[PROMPT] Print the listing below word for word, but drop any pictures it contains.
▼
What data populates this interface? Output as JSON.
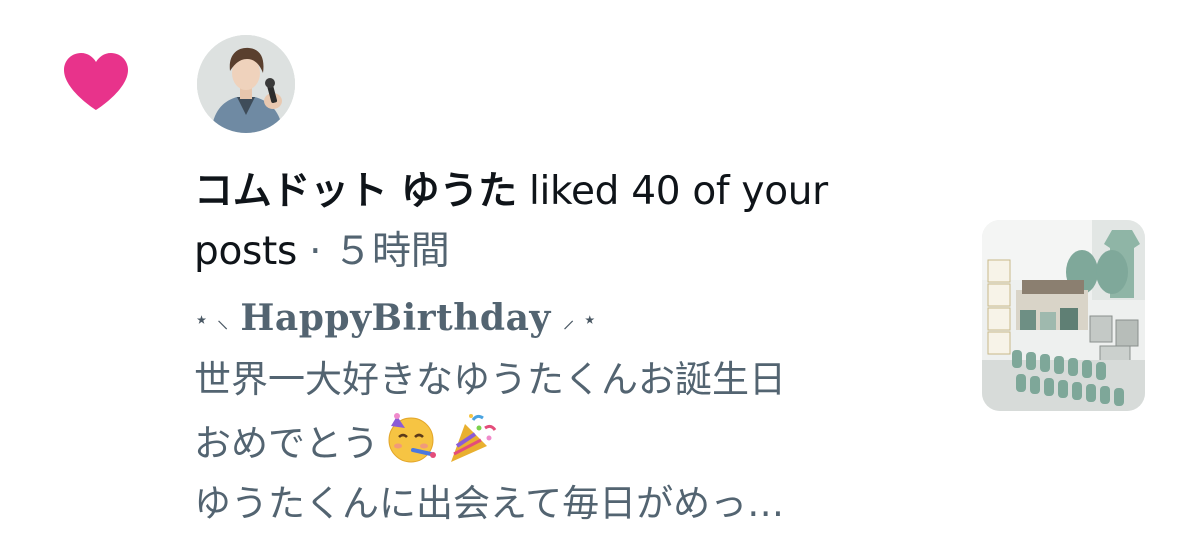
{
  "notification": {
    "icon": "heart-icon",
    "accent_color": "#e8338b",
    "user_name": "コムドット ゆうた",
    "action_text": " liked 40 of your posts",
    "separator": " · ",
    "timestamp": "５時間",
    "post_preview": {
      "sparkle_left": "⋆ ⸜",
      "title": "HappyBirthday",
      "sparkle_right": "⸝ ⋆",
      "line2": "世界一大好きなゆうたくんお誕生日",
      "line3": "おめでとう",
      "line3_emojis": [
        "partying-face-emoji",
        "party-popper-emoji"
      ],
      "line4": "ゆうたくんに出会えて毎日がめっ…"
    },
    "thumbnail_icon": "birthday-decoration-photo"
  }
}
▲
[TASK RESULT]
What data populates this interface? Output as JSON.
{
  "notification": {
    "icon": "heart-icon",
    "accent_color": "#e8338b",
    "user_name": "コムドット ゆうた",
    "action_text": " liked 40 of your posts",
    "separator": " · ",
    "timestamp": "５時間",
    "post_preview": {
      "sparkle_left": "⋆ ⸜",
      "title": "HappyBirthday",
      "sparkle_right": "⸝ ⋆",
      "line2": "世界一大好きなゆうたくんお誕生日",
      "line3": "おめでとう",
      "line3_emojis": [
        "partying-face-emoji",
        "party-popper-emoji"
      ],
      "line4": "ゆうたくんに出会えて毎日がめっ…"
    },
    "thumbnail_icon": "birthday-decoration-photo"
  }
}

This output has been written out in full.